During the day, the eBuses are connected to the tram grid, allowing them to recharge their batteries in 10 to 15 minutes. This can as much as double the service life of their batteries because frequent recharging means they are never fully discharged. Due to the combination of an exhaust-free drive system and a level of integration in the public transport network that is unique in Europe, the new bus received the EBUS Award from the Forum für Verkehr und Logistik transport association in October 2012.
Integrated Charging System
“It drives like a normal bus,” he says as he opens the driver’s cab. Indeed, everything looks normal at first glance — for example, there’s a brake and a “gas” pedal. But once the bus moves, you notice that it isn’t loud but instead seems to hum in a pleasant way. It also accelerates smoothly and comes to a stop very comfortably thanks to its electric brakes. Hauswirth says most passengers reacted positively to the eBus during his test trips, especially “older people, whose interest in the technology surprised me.”

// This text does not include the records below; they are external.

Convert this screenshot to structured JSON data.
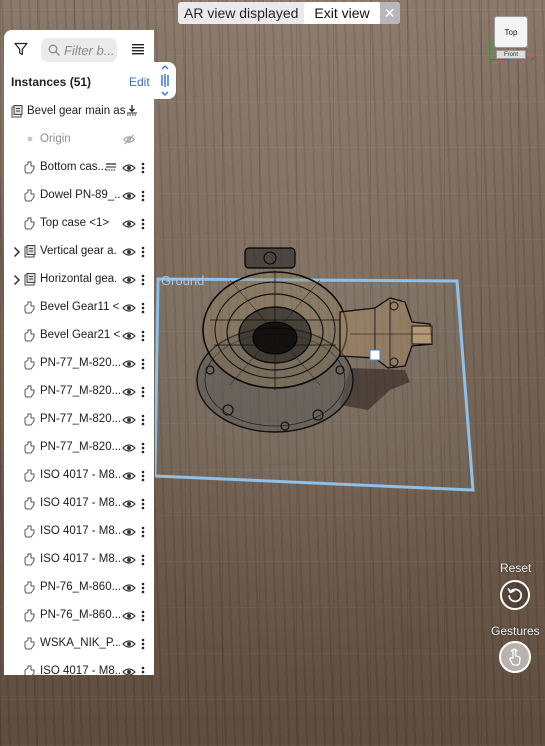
{
  "banner": {
    "status_text": "AR view displayed",
    "exit_label": "Exit view",
    "close_glyph": "✕"
  },
  "viewcube": {
    "top_label": "Top",
    "front_label": "Front"
  },
  "panel": {
    "search_placeholder": "Filter b...",
    "title": "Instances (51)",
    "edit_label": "Edit",
    "rows": [
      {
        "label": "Bevel gear main ass...",
        "icon": "assembly-icon",
        "expandable": false,
        "trailing": "download-icon"
      },
      {
        "label": "Origin",
        "icon": "origin-dot-icon",
        "expandable": false,
        "trailing": "eye-hidden-icon"
      },
      {
        "label": "Bottom cas...",
        "icon": "part-icon",
        "expandable": false,
        "trailing": "eye-icon"
      },
      {
        "label": "Dowel PN-89_...",
        "icon": "part-icon",
        "expandable": false,
        "trailing": "eye-icon"
      },
      {
        "label": "Top case <1>",
        "icon": "part-icon",
        "expandable": false,
        "trailing": "eye-icon"
      },
      {
        "label": "Vertical gear a...",
        "icon": "assembly-icon",
        "expandable": true,
        "trailing": "eye-icon"
      },
      {
        "label": "Horizontal gea...",
        "icon": "assembly-icon",
        "expandable": true,
        "trailing": "eye-icon"
      },
      {
        "label": "Bevel Gear11 <...",
        "icon": "part-icon",
        "expandable": false,
        "trailing": "eye-icon"
      },
      {
        "label": "Bevel Gear21 <...",
        "icon": "part-icon",
        "expandable": false,
        "trailing": "eye-icon"
      },
      {
        "label": "PN-77_M-820...",
        "icon": "part-icon",
        "expandable": false,
        "trailing": "eye-icon"
      },
      {
        "label": "PN-77_M-820...",
        "icon": "part-icon",
        "expandable": false,
        "trailing": "eye-icon"
      },
      {
        "label": "PN-77_M-820...",
        "icon": "part-icon",
        "expandable": false,
        "trailing": "eye-icon"
      },
      {
        "label": "PN-77_M-820...",
        "icon": "part-icon",
        "expandable": false,
        "trailing": "eye-icon"
      },
      {
        "label": "ISO 4017 - M8...",
        "icon": "part-icon",
        "expandable": false,
        "trailing": "eye-icon"
      },
      {
        "label": "ISO 4017 - M8...",
        "icon": "part-icon",
        "expandable": false,
        "trailing": "eye-icon"
      },
      {
        "label": "ISO 4017 - M8...",
        "icon": "part-icon",
        "expandable": false,
        "trailing": "eye-icon"
      },
      {
        "label": "ISO 4017 - M8...",
        "icon": "part-icon",
        "expandable": false,
        "trailing": "eye-icon"
      },
      {
        "label": "PN-76_M-860...",
        "icon": "part-icon",
        "expandable": false,
        "trailing": "eye-icon"
      },
      {
        "label": "PN-76_M-860...",
        "icon": "part-icon",
        "expandable": false,
        "trailing": "eye-icon"
      },
      {
        "label": "WSKA_NIK_P...",
        "icon": "part-icon",
        "expandable": false,
        "trailing": "eye-icon"
      },
      {
        "label": "ISO 4017 - M8...",
        "icon": "part-icon",
        "expandable": false,
        "trailing": "eye-icon"
      }
    ]
  },
  "viewport": {
    "ground_label": "Ground"
  },
  "controls": {
    "reset_label": "Reset",
    "gestures_label": "Gestures"
  },
  "colors": {
    "accent": "#2d6ecf",
    "ground_outline": "#8fc0e8",
    "panel_bg": "#ffffff"
  }
}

The bus’s technical wizardry is concealed inside. For instance, its three-phase, 85-kilowatt AC motor from Siemens also acts as a generator. Specifically, the braking energy that would normally be wasted as heat is directly fed back into the batteries. Josef Hofbauer, a project manager at Siemens, and Johann Hauswirth, the Wiener Linien technician responsible for the eBus project, are happy to show off the two red and white buses in the garage. The sides of the buses are adorned with the Wiener Linien logo, next to which “electriCity Bus” is prominently displayed. Hauswirth was one of the first people to drive an eBus in regular service operations.
There’s really nothing new about this. However, the eBus is special because, unlike most other manufacturers’ buses, it does not use a diesel engine to generate energy — in other words, it isn’t a hybrid. Hofbauer says the only vehicle comparable to the eBus in Vienna is manufactured by the Chinese company Build Your Dreams. But Siemens’ integrated charging technology gives the eBus the edge. “There’s nothing in the world that’s similar; our vehicle is unique in the bus sector.”

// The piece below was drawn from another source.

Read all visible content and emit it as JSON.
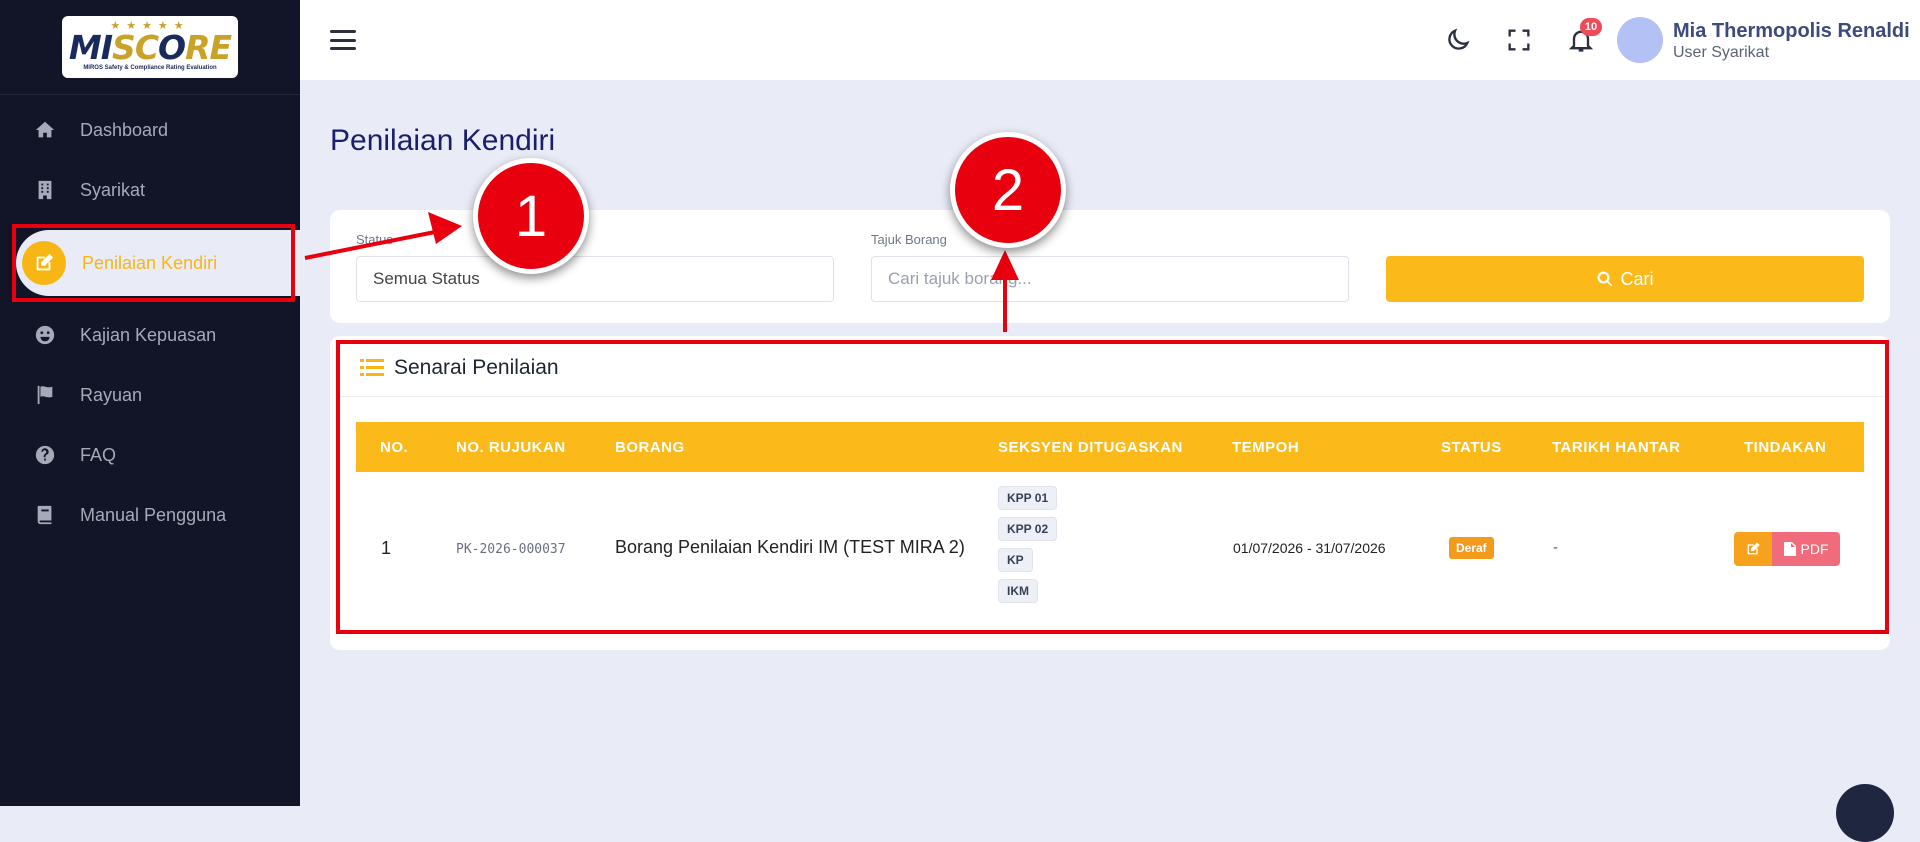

The electric motor, of course, is by no means a new development. Back in 1909, a battery-powered bus shuttled Siemens employees and customers between the Vienna Opera and Siemens’ headquarters. However, poor power storage worked against it. Electric mobility never really came into its own until recently — in the 21st century.
That’s why Siemens joined 34 other companies to create the Austrian Mobile Power platform, which has launched many different types of research and development projects. Close cooperation with Austria’s leading power utility, VERBUND, also led to the establishment of the E-Mobility-Provider Austria — a joint venture between Siemens and VERBUND, which began operating in October 2012. The company wants to build a nationwide network of roughly 4,500 (semi-)public charging stations by 2020.

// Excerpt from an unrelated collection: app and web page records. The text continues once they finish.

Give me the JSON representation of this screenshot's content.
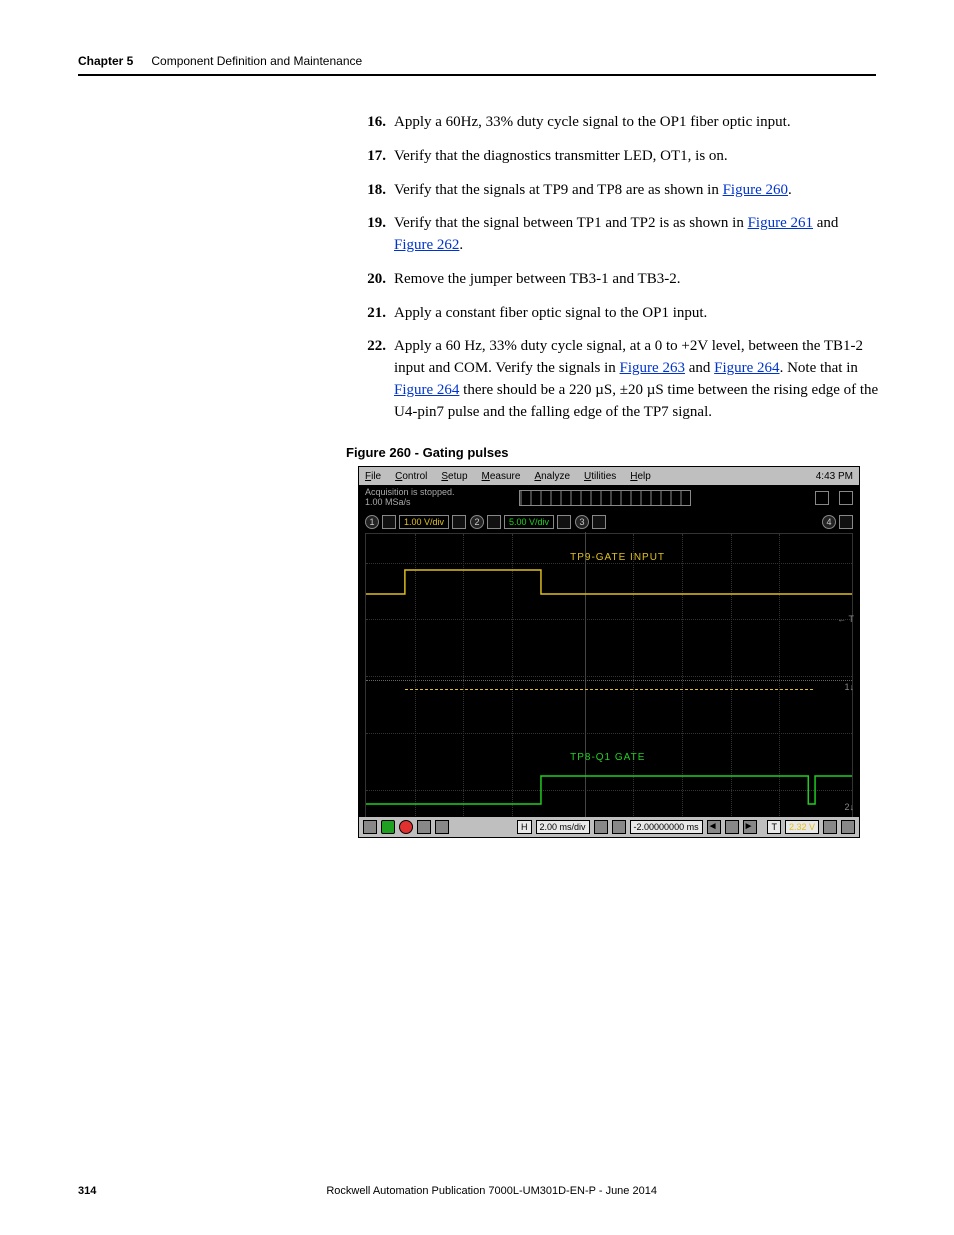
{
  "header": {
    "chapter": "Chapter 5",
    "title": "Component Definition and Maintenance"
  },
  "steps": [
    {
      "n": "16.",
      "text": "Apply a 60Hz, 33% duty cycle signal to the OP1 fiber optic input."
    },
    {
      "n": "17.",
      "text": "Verify that the diagnostics transmitter LED, OT1, is on."
    },
    {
      "n": "18.",
      "pre": "Verify that the signals at TP9 and TP8 are as shown in ",
      "link1": "Figure 260",
      "post1": "."
    },
    {
      "n": "19.",
      "pre": "Verify that the signal between TP1 and TP2 is as shown in ",
      "link1": "Figure 261",
      "mid": " and ",
      "link2": "Figure 262",
      "post2": "."
    },
    {
      "n": "20.",
      "text": "Remove the jumper between TB3-1 and TB3-2."
    },
    {
      "n": "21.",
      "text": "Apply a constant fiber optic signal to the OP1 input."
    },
    {
      "n": "22.",
      "pre": "Apply a 60 Hz, 33% duty cycle signal, at a 0 to +2V level, between the TB1-2 input and COM. Verify the signals in ",
      "link1": "Figure 263",
      "mid": " and ",
      "link2": "Figure 264",
      "post2": ". Note that in ",
      "link3": "Figure 264",
      "post3": " there should be a 220 µS, ±20 µS time between the rising edge of the U4-pin7 pulse and the falling edge of the TP7 signal."
    }
  ],
  "figure_caption": "Figure 260 - Gating pulses",
  "scope": {
    "menu": {
      "file": "File",
      "control": "Control",
      "setup": "Setup",
      "measure": "Measure",
      "analyze": "Analyze",
      "utilities": "Utilities",
      "help": "Help",
      "time": "4:43 PM"
    },
    "status": {
      "line1": "Acquisition is stopped.",
      "line2": "1.00 MSa/s"
    },
    "channels": {
      "ch1": {
        "n": "1",
        "val": "1.00 V/div"
      },
      "ch2": {
        "n": "2",
        "val": "5.00 V/div"
      },
      "ch3": {
        "n": "3"
      },
      "ch4": {
        "n": "4"
      }
    },
    "labels": {
      "tp9": "TP9-GATE INPUT",
      "tp8": "TP8-Q1 GATE"
    },
    "bottom": {
      "h": "H",
      "timediv": "2.00 ms/div",
      "offset": "-2.00000000 ms",
      "trig": "T",
      "trigv": "2.32 V"
    }
  },
  "footer": {
    "page": "314",
    "pub": "Rockwell Automation Publication 7000L-UM301D-EN-P - June 2014"
  }
}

The plan is to acquire commercial customers with electric vehicle fleets in 2013. Afterward, the charging service will be extended to broad sections of the population. The e-mobility provider also wants to put together a reasonably priced and therefore attractive overall package consisting of a comprehensive charging network, a charging box for home use, and service and roadside assistance. Customers will also be given a “normal” car with a combustion engine once a year to take on a vacation.
Another eBus is now being put through its paces in the Wiener Linien garage. The bus will soon be approved by city authorities and will then begin regular service operations. At a later stage, the inner-city lines will be converted to handle fully electric full-size buses.